YOUR TASK:
Line by line, copy the entries exactly, excluding the pictures.
--
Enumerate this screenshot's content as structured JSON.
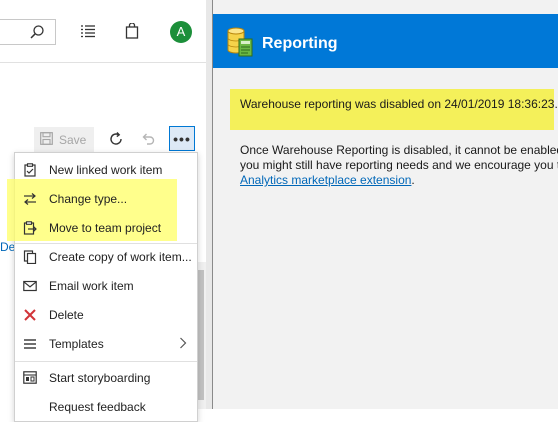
{
  "top_bar": {
    "avatar_initial": "A",
    "icons": [
      "search-icon",
      "list-icon",
      "bag-icon"
    ]
  },
  "toolbar": {
    "save_label": "Save",
    "more_label": "•••"
  },
  "partial_link": "De",
  "context_menu": {
    "items": [
      {
        "label": "New linked work item",
        "icon": "new-linked-icon"
      },
      {
        "label": "Change type...",
        "icon": "change-type-icon"
      },
      {
        "label": "Move to team project",
        "icon": "move-project-icon"
      },
      {
        "label": "Create copy of work item...",
        "icon": "copy-icon"
      },
      {
        "label": "Email work item",
        "icon": "email-icon"
      },
      {
        "label": "Delete",
        "icon": "delete-icon"
      },
      {
        "label": "Templates",
        "icon": "templates-icon"
      },
      {
        "label": "Start storyboarding",
        "icon": "storyboard-icon"
      },
      {
        "label": "Request feedback",
        "icon": "feedback-icon"
      }
    ]
  },
  "reporting": {
    "title": "Reporting",
    "disabled_message": "Warehouse reporting was disabled on 24/01/2019 18:36:23.",
    "body_line1": "Once Warehouse Reporting is disabled, it cannot be enabled",
    "body_line2": "you might still have reporting needs and we encourage you t",
    "body_link": "Analytics marketplace extension",
    "body_link_tail": "."
  },
  "colors": {
    "accent": "#0078d7",
    "highlight": "#ffff66",
    "delete_red": "#d13438",
    "avatar_green": "#1c8f3a"
  }
}
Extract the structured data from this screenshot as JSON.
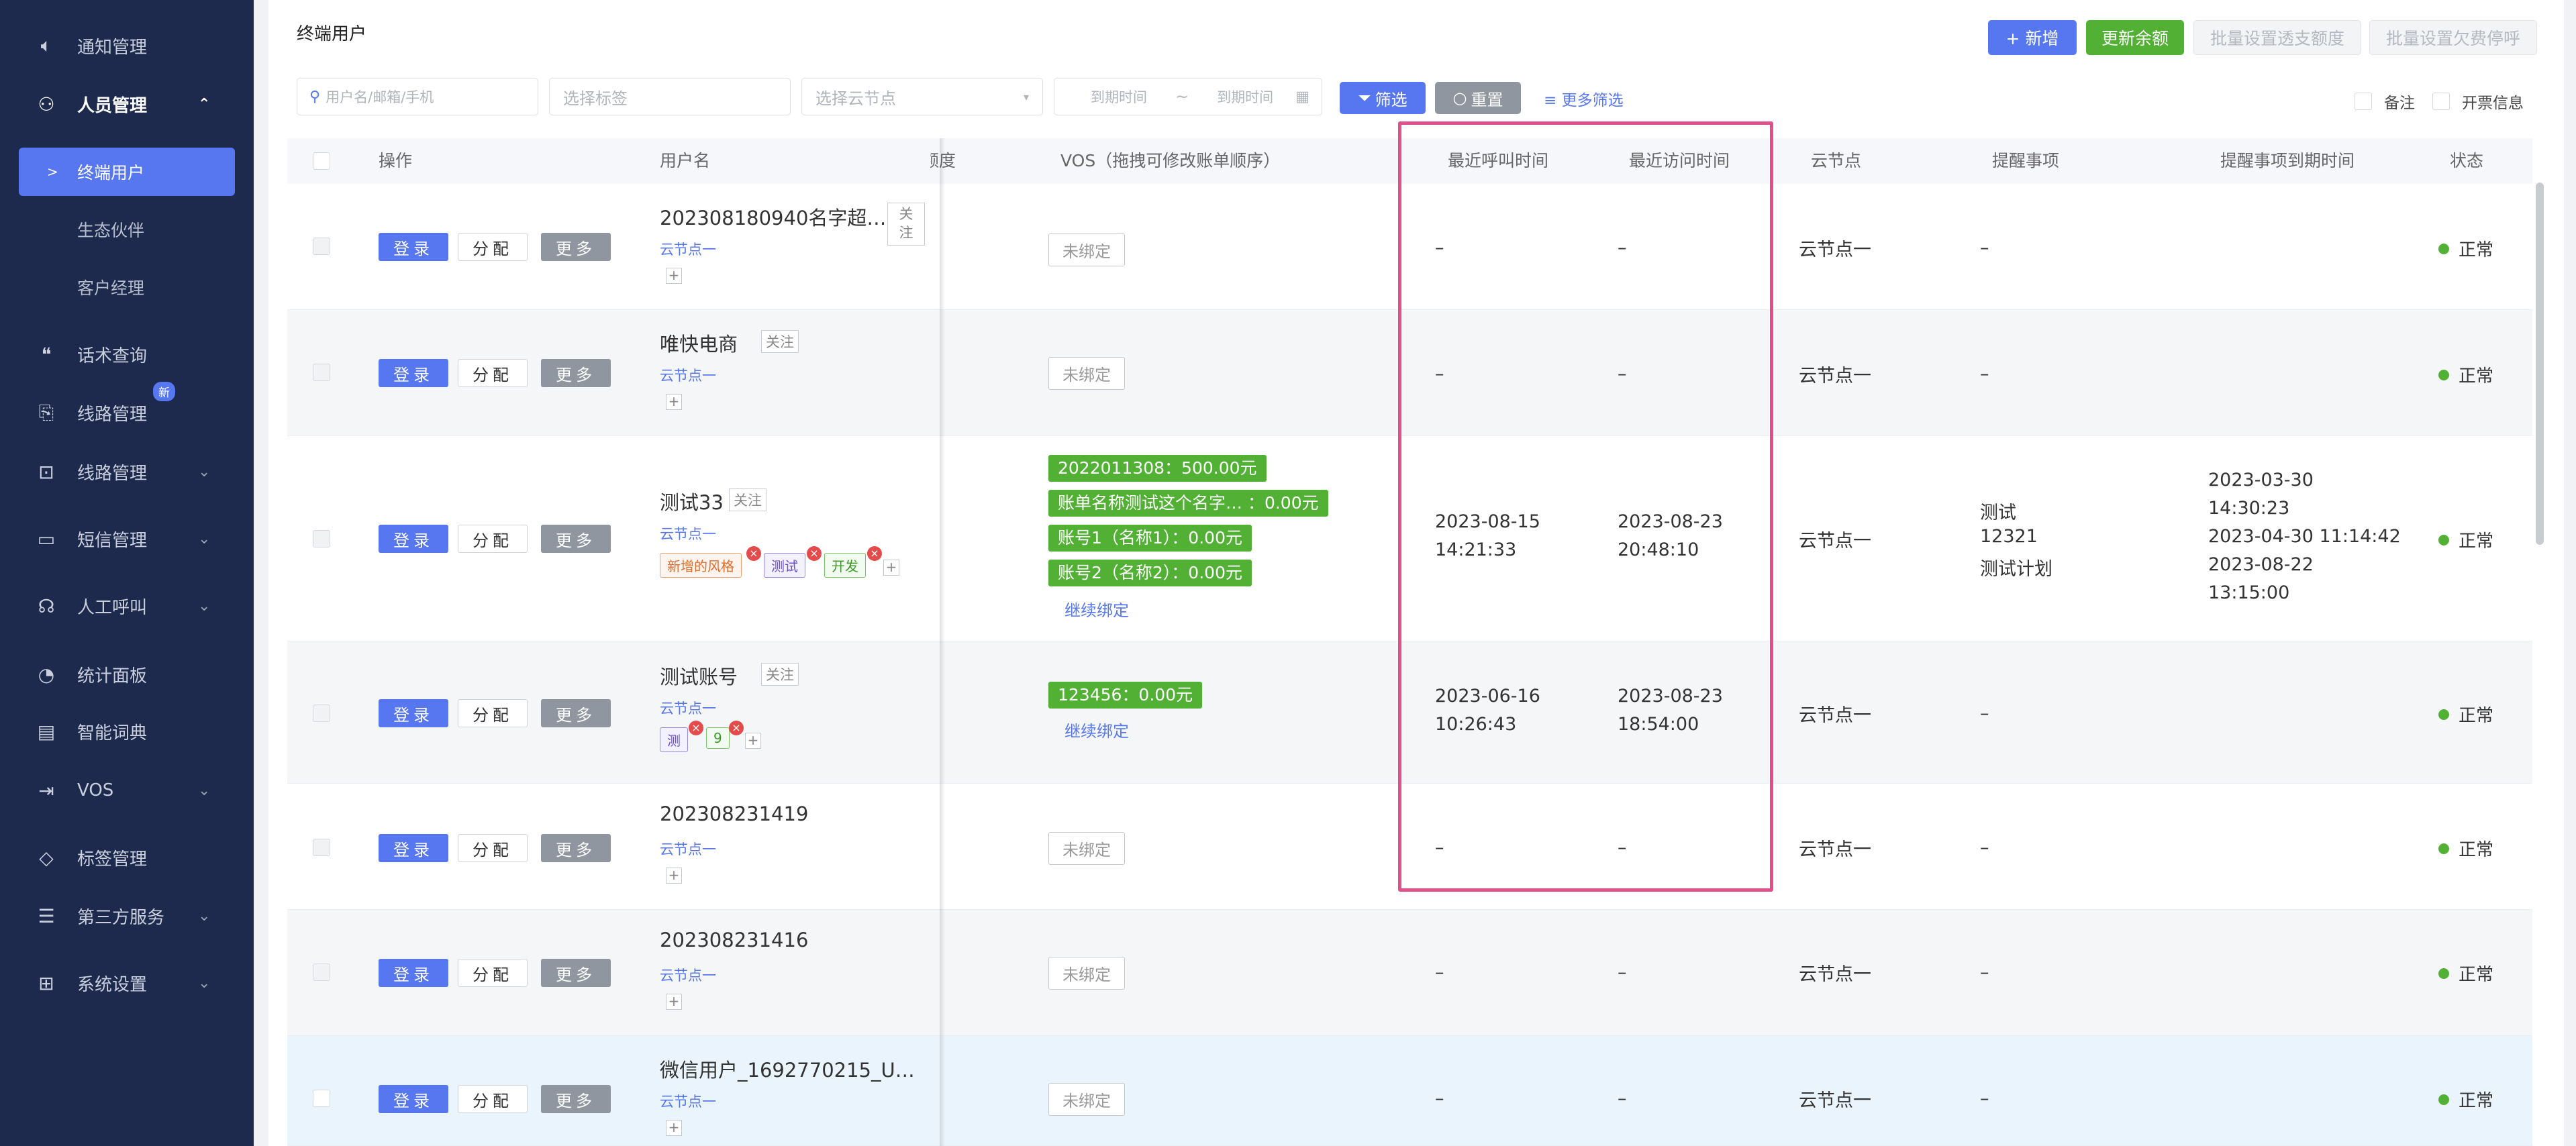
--
ANSWER BOX:
Enumerate this screenshot's content as structured JSON.
{
  "top_bar": {
    "avatar_initial": "A",
    "icons": [
      "search-icon",
      "list-icon",
      "bag-icon"
    ]
  },
  "toolbar": {
    "save_label": "Save",
    "more_label": "•••"
  },
  "partial_link": "De",
  "context_menu": {
    "items": [
      {
        "label": "New linked work item",
        "icon": "new-linked-icon"
      },
      {
        "label": "Change type...",
        "icon": "change-type-icon"
      },
      {
        "label": "Move to team project",
        "icon": "move-project-icon"
      },
      {
        "label": "Create copy of work item...",
        "icon": "copy-icon"
      },
      {
        "label": "Email work item",
        "icon": "email-icon"
      },
      {
        "label": "Delete",
        "icon": "delete-icon"
      },
      {
        "label": "Templates",
        "icon": "templates-icon"
      },
      {
        "label": "Start storyboarding",
        "icon": "storyboard-icon"
      },
      {
        "label": "Request feedback",
        "icon": "feedback-icon"
      }
    ]
  },
  "reporting": {
    "title": "Reporting",
    "disabled_message": "Warehouse reporting was disabled on 24/01/2019 18:36:23.",
    "body_line1": "Once Warehouse Reporting is disabled, it cannot be enabled",
    "body_line2": "you might still have reporting needs and we encourage you t",
    "body_link": "Analytics marketplace extension",
    "body_link_tail": "."
  },
  "colors": {
    "accent": "#0078d7",
    "highlight": "#ffff66",
    "delete_red": "#d13438",
    "avatar_green": "#1c8f3a"
  }
}
Extract the structured data from this screenshot as JSON.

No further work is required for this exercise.